So, either choose a place lacking a studio or make sure you bring to the table something that the competition doesn’t.
Explore their quality, space, and price. You could even take a class there and talk to the person who opened it. It will be easier to gauge if there’s room for more.
Determine a Budget
Startup costs and prices of real estate vary from one city to the next. So, first, check the possible value of your rent. Then budget in another few thousand dollars for the deposit on your lease.
Remember, most commercial contracts will require a commitment of 3 to 5 years and a deposit on first and last month’s rent.
Legal fees are another thing to keep in mind. These expenses will incur for the review of lease documents. Finally, you’ll need to take the price of mats and props.

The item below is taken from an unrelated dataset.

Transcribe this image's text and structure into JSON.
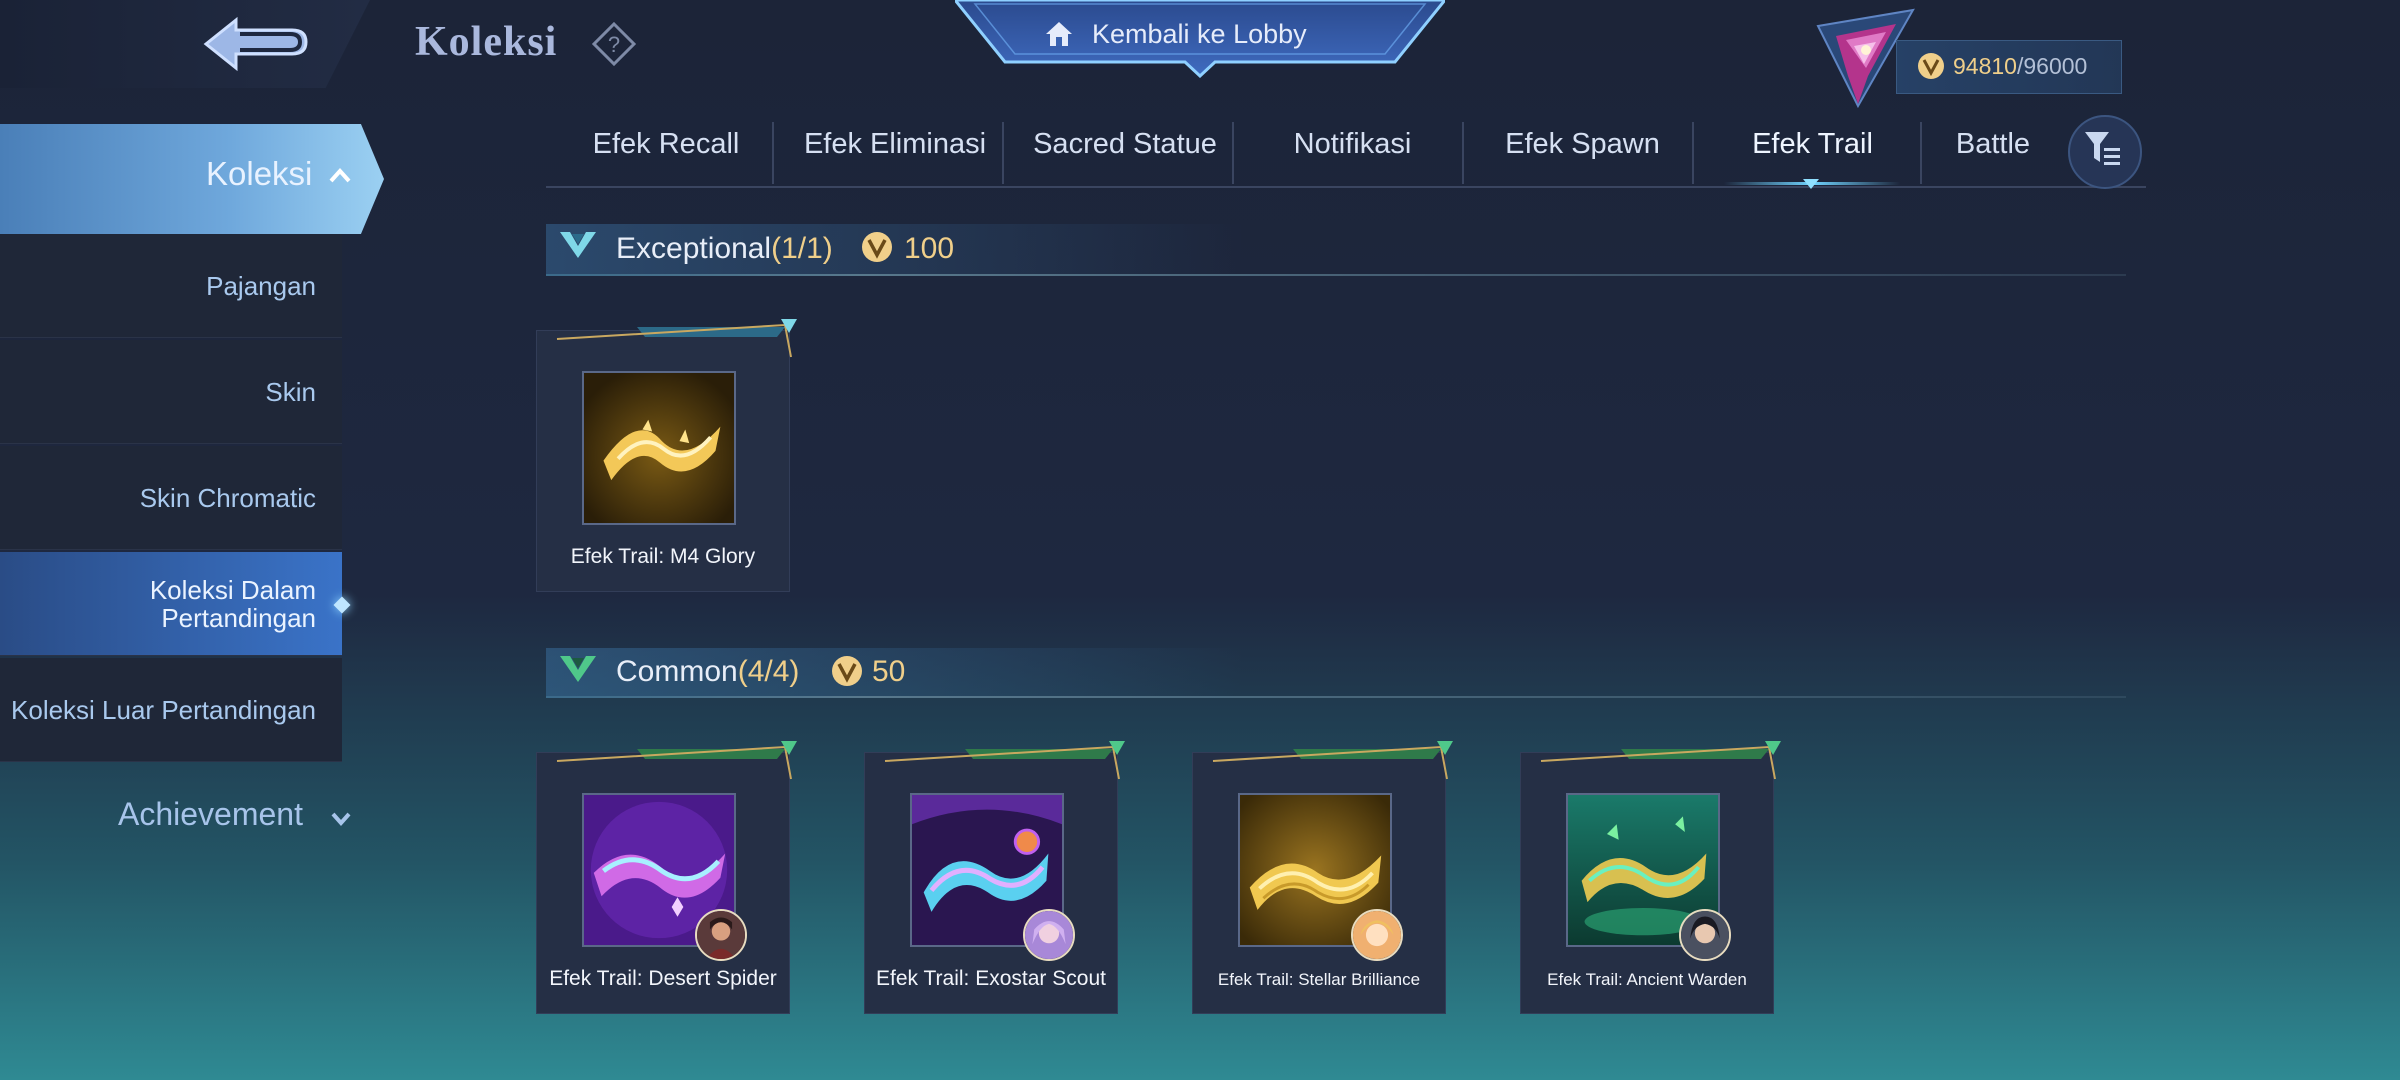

We’ll be honest – you need to know what you’re getting into financially. Keep all expenses in mind: rent, paying staff, utilities, insurance, software, and paying yourself.
You can start by keeping costs low and managing aspects of the business by yourself, but don’t burn out in the process.

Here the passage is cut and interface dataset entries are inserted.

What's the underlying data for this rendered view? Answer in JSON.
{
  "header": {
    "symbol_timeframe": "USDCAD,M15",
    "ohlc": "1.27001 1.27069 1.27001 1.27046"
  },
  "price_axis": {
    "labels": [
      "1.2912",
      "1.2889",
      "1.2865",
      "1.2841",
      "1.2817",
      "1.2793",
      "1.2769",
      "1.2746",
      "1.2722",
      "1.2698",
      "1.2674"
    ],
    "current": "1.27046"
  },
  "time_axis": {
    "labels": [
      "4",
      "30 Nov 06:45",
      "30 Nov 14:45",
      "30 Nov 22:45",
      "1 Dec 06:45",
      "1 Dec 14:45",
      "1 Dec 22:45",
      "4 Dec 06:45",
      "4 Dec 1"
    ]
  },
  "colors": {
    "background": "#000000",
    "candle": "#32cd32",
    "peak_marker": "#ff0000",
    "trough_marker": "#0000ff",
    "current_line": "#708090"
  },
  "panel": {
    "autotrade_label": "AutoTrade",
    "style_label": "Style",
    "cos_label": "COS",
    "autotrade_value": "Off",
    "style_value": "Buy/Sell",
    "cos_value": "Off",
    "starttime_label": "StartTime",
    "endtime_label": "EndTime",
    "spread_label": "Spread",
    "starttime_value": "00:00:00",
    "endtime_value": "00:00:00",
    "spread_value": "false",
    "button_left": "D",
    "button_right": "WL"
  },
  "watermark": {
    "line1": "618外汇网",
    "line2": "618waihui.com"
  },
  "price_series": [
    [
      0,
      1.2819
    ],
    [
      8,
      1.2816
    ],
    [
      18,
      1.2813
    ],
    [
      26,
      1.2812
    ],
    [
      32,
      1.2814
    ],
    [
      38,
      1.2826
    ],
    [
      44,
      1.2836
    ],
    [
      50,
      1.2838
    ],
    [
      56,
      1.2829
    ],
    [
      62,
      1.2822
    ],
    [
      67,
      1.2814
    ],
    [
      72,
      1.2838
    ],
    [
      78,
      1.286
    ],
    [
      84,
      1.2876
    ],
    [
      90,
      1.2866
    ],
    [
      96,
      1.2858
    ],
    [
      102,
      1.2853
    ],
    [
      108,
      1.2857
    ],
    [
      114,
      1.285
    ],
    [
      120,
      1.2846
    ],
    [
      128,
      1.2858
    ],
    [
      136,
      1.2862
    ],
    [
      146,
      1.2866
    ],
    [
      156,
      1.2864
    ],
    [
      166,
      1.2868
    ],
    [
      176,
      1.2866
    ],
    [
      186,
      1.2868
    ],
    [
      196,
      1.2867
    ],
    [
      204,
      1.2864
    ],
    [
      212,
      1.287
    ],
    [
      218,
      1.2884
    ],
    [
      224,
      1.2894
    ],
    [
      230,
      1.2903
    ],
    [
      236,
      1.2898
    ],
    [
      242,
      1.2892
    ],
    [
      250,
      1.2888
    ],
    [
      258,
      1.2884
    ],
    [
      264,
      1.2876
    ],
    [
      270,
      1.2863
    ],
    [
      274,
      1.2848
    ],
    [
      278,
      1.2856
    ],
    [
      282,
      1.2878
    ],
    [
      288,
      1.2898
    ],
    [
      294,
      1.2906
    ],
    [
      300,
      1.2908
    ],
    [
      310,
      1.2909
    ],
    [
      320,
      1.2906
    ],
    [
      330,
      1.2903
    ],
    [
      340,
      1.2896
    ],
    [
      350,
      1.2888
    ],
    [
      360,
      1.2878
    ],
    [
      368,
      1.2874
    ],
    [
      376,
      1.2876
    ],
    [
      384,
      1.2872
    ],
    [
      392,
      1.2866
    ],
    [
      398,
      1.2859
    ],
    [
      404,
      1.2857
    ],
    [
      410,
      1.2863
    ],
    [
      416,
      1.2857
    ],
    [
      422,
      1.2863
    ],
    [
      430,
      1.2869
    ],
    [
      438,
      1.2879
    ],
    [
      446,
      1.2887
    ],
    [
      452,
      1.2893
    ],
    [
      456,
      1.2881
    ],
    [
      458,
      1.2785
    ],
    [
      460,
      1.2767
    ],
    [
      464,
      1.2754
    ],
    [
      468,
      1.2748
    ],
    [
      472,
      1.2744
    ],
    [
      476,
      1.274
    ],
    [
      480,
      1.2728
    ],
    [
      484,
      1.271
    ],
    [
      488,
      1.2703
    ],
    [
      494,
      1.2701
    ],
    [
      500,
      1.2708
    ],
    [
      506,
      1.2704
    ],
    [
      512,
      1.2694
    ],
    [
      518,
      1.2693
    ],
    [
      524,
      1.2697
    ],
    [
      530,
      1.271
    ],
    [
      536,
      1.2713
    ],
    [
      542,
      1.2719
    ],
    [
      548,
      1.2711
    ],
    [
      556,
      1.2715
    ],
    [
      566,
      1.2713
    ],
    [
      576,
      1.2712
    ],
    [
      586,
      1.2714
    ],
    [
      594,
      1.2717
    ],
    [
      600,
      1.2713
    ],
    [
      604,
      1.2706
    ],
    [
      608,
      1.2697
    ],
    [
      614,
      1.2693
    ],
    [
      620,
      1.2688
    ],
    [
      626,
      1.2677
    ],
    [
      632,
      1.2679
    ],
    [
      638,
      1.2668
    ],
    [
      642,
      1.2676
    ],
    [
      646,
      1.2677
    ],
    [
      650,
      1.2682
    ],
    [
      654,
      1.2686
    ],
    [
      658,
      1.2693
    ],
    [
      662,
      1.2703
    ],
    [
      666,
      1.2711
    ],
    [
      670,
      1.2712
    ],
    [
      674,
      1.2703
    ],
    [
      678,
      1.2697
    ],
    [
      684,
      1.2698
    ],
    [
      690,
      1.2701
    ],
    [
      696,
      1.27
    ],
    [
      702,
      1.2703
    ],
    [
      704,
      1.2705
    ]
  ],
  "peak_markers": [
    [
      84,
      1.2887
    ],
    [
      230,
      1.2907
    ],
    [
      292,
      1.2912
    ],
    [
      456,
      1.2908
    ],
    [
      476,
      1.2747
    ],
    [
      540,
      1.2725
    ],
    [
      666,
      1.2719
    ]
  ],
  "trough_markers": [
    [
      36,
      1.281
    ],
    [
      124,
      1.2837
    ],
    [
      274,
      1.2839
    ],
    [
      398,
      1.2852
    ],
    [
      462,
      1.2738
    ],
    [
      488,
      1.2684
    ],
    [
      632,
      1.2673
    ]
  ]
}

Moreover, there will be taxes associated with starting your business. Here you can find a tax lawyer ready to tackle these fees for you – remember though that it’s an additional cost.
The money will be the most stressful factor in opening your business. The point is, you will need a plan and stick to it if you want to make it work.
Now we get to the fun part. By utilizing appropriate interior design practices, you’ll provide a more wholesome yoga experience. Nowadays, there are many trends to turn your studio into an oasis of relaxation. Consider the following fields.
The best possible scenario is finding a space with large windows and a lot of natural light. In that case, add a window film, as your students will desire privacy, too.
Otherwise, go for natural white LEDs and invest in dimmers so you can take advantage of different options in various parts of your practice.
Adding salt lamps and similar accessories is another fantastic way to make your studio more appealing.
When choosing a palette, consider the type of yoga you’re teaching. Vibrant colors work well for hot yoga and vinyasa, but Hatha and yin will ask for beiges and pastels.
Add a bit of turquoise to promote positive energy, too. If you have a website, match the palette for branding purposes.
Plants add to the design and purify the air along the way, making them the ideal addition to your space. If you don’t want them taking up too much space, go for potted plants, such as cacti and lemon trees.
Leave some space for people to prepare for class. You could add refreshments – water and tea will do – and some snacks. Make sure there are lockers for people to leave their personal belongings. Throw in some motivational posters, and you’re good to go.
The Bottom Line
It takes a lot to start your yoga studio. The key lesson to take out is not to underestimate the needed amount of work.
So, you’ll need a plan and personal investment to make your journey successful. We hope that our quick guide gave you some ideas and pushed you in the right direction.
Article Submitted By Community Writer